| What to produce |
Would you return the full listing exactly, with nothing altered?

____ Provided information

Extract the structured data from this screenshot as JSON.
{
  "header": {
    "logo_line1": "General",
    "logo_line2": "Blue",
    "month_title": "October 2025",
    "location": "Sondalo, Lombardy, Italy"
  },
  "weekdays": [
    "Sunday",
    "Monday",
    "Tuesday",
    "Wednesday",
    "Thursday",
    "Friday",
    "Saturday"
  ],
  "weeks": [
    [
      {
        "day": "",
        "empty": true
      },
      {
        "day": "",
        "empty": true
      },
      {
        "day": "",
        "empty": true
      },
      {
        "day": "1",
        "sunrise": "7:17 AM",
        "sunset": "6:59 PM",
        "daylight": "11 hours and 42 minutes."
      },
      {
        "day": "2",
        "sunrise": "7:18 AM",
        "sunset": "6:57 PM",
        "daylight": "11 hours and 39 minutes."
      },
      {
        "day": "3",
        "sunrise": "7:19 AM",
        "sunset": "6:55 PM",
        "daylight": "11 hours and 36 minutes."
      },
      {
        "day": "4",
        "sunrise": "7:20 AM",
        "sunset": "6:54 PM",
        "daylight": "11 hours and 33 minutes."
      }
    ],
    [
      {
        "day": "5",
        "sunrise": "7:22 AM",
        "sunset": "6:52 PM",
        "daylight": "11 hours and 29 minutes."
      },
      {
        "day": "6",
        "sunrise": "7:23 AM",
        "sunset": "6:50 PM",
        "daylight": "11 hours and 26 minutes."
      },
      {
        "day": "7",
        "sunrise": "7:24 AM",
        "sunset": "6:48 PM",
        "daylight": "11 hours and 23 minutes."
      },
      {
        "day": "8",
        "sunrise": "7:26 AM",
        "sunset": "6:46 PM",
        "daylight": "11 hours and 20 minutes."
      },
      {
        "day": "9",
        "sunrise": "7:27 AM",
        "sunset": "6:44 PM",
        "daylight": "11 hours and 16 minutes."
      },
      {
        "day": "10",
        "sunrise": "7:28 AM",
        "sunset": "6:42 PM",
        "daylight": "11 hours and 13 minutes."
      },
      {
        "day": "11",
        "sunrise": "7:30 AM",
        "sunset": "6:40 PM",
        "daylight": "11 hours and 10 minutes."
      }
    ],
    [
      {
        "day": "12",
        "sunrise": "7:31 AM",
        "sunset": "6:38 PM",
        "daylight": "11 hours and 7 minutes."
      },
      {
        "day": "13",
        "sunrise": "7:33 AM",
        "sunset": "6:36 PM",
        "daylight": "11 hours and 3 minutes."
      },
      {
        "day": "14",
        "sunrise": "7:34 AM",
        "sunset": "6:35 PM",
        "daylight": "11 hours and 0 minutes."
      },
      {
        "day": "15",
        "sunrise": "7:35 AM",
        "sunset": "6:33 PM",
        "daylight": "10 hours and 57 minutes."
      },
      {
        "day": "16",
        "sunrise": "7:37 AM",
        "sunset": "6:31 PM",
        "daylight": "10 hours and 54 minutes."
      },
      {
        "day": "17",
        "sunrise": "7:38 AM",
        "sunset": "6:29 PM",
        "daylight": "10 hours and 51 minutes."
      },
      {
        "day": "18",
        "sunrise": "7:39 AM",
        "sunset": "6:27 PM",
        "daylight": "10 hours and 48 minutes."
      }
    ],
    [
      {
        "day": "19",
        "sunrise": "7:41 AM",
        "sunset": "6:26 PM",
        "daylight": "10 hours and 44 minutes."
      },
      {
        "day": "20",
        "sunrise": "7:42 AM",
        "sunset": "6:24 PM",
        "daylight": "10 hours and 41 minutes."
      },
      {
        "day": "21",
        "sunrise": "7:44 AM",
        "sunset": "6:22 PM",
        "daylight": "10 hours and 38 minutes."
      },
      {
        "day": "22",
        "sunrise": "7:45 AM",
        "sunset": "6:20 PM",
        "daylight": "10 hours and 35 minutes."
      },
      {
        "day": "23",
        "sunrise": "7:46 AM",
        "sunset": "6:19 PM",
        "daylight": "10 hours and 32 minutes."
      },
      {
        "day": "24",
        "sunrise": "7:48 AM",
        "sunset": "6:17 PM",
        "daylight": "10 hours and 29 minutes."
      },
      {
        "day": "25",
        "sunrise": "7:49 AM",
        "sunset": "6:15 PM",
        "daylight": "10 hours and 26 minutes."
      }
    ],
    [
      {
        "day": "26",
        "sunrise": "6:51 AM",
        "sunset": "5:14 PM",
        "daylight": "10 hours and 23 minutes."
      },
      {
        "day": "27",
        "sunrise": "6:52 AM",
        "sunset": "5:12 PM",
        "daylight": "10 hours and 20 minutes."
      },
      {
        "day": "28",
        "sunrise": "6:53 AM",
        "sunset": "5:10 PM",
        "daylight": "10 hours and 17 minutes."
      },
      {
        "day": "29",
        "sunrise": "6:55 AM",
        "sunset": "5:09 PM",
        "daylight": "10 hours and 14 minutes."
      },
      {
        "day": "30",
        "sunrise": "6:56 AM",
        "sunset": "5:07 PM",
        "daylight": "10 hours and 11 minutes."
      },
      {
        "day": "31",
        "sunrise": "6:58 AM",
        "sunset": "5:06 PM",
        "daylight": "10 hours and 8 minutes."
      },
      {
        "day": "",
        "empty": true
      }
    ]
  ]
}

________

| Finished exercise |
Extract the structured data from this screenshot as JSON.
{
  "header": {
    "logo_line1": "General",
    "logo_line2": "Blue",
    "month_title": "October 2025",
    "location": "Sondalo, Lombardy, Italy"
  },
  "weekdays": [
    "Sunday",
    "Monday",
    "Tuesday",
    "Wednesday",
    "Thursday",
    "Friday",
    "Saturday"
  ],
  "weeks": [
    [
      {
        "day": "",
        "empty": true
      },
      {
        "day": "",
        "empty": true
      },
      {
        "day": "",
        "empty": true
      },
      {
        "day": "1",
        "sunrise": "7:17 AM",
        "sunset": "6:59 PM",
        "daylight": "11 hours and 42 minutes."
      },
      {
        "day": "2",
        "sunrise": "7:18 AM",
        "sunset": "6:57 PM",
        "daylight": "11 hours and 39 minutes."
      },
      {
        "day": "3",
        "sunrise": "7:19 AM",
        "sunset": "6:55 PM",
        "daylight": "11 hours and 36 minutes."
      },
      {
        "day": "4",
        "sunrise": "7:20 AM",
        "sunset": "6:54 PM",
        "daylight": "11 hours and 33 minutes."
      }
    ],
    [
      {
        "day": "5",
        "sunrise": "7:22 AM",
        "sunset": "6:52 PM",
        "daylight": "11 hours and 29 minutes."
      },
      {
        "day": "6",
        "sunrise": "7:23 AM",
        "sunset": "6:50 PM",
        "daylight": "11 hours and 26 minutes."
      },
      {
        "day": "7",
        "sunrise": "7:24 AM",
        "sunset": "6:48 PM",
        "daylight": "11 hours and 23 minutes."
      },
      {
        "day": "8",
        "sunrise": "7:26 AM",
        "sunset": "6:46 PM",
        "daylight": "11 hours and 20 minutes."
      },
      {
        "day": "9",
        "sunrise": "7:27 AM",
        "sunset": "6:44 PM",
        "daylight": "11 hours and 16 minutes."
      },
      {
        "day": "10",
        "sunrise": "7:28 AM",
        "sunset": "6:42 PM",
        "daylight": "11 hours and 13 minutes."
      },
      {
        "day": "11",
        "sunrise": "7:30 AM",
        "sunset": "6:40 PM",
        "daylight": "11 hours and 10 minutes."
      }
    ],
    [
      {
        "day": "12",
        "sunrise": "7:31 AM",
        "sunset": "6:38 PM",
        "daylight": "11 hours and 7 minutes."
      },
      {
        "day": "13",
        "sunrise": "7:33 AM",
        "sunset": "6:36 PM",
        "daylight": "11 hours and 3 minutes."
      },
      {
        "day": "14",
        "sunrise": "7:34 AM",
        "sunset": "6:35 PM",
        "daylight": "11 hours and 0 minutes."
      },
      {
        "day": "15",
        "sunrise": "7:35 AM",
        "sunset": "6:33 PM",
        "daylight": "10 hours and 57 minutes."
      },
      {
        "day": "16",
        "sunrise": "7:37 AM",
        "sunset": "6:31 PM",
        "daylight": "10 hours and 54 minutes."
      },
      {
        "day": "17",
        "sunrise": "7:38 AM",
        "sunset": "6:29 PM",
        "daylight": "10 hours and 51 minutes."
      },
      {
        "day": "18",
        "sunrise": "7:39 AM",
        "sunset": "6:27 PM",
        "daylight": "10 hours and 48 minutes."
      }
    ],
    [
      {
        "day": "19",
        "sunrise": "7:41 AM",
        "sunset": "6:26 PM",
        "daylight": "10 hours and 44 minutes."
      },
      {
        "day": "20",
        "sunrise": "7:42 AM",
        "sunset": "6:24 PM",
        "daylight": "10 hours and 41 minutes."
      },
      {
        "day": "21",
        "sunrise": "7:44 AM",
        "sunset": "6:22 PM",
        "daylight": "10 hours and 38 minutes."
      },
      {
        "day": "22",
        "sunrise": "7:45 AM",
        "sunset": "6:20 PM",
        "daylight": "10 hours and 35 minutes."
      },
      {
        "day": "23",
        "sunrise": "7:46 AM",
        "sunset": "6:19 PM",
        "daylight": "10 hours and 32 minutes."
      },
      {
        "day": "24",
        "sunrise": "7:48 AM",
        "sunset": "6:17 PM",
        "daylight": "10 hours and 29 minutes."
      },
      {
        "day": "25",
        "sunrise": "7:49 AM",
        "sunset": "6:15 PM",
        "daylight": "10 hours and 26 minutes."
      }
    ],
    [
      {
        "day": "26",
        "sunrise": "6:51 AM",
        "sunset": "5:14 PM",
        "daylight": "10 hours and 23 minutes."
      },
      {
        "day": "27",
        "sunrise": "6:52 AM",
        "sunset": "5:12 PM",
        "daylight": "10 hours and 20 minutes."
      },
      {
        "day": "28",
        "sunrise": "6:53 AM",
        "sunset": "5:10 PM",
        "daylight": "10 hours and 17 minutes."
      },
      {
        "day": "29",
        "sunrise": "6:55 AM",
        "sunset": "5:09 PM",
        "daylight": "10 hours and 14 minutes."
      },
      {
        "day": "30",
        "sunrise": "6:56 AM",
        "sunset": "5:07 PM",
        "daylight": "10 hours and 11 minutes."
      },
      {
        "day": "31",
        "sunrise": "6:58 AM",
        "sunset": "5:06 PM",
        "daylight": "10 hours and 8 minutes."
      },
      {
        "day": "",
        "empty": true
      }
    ]
  ]
}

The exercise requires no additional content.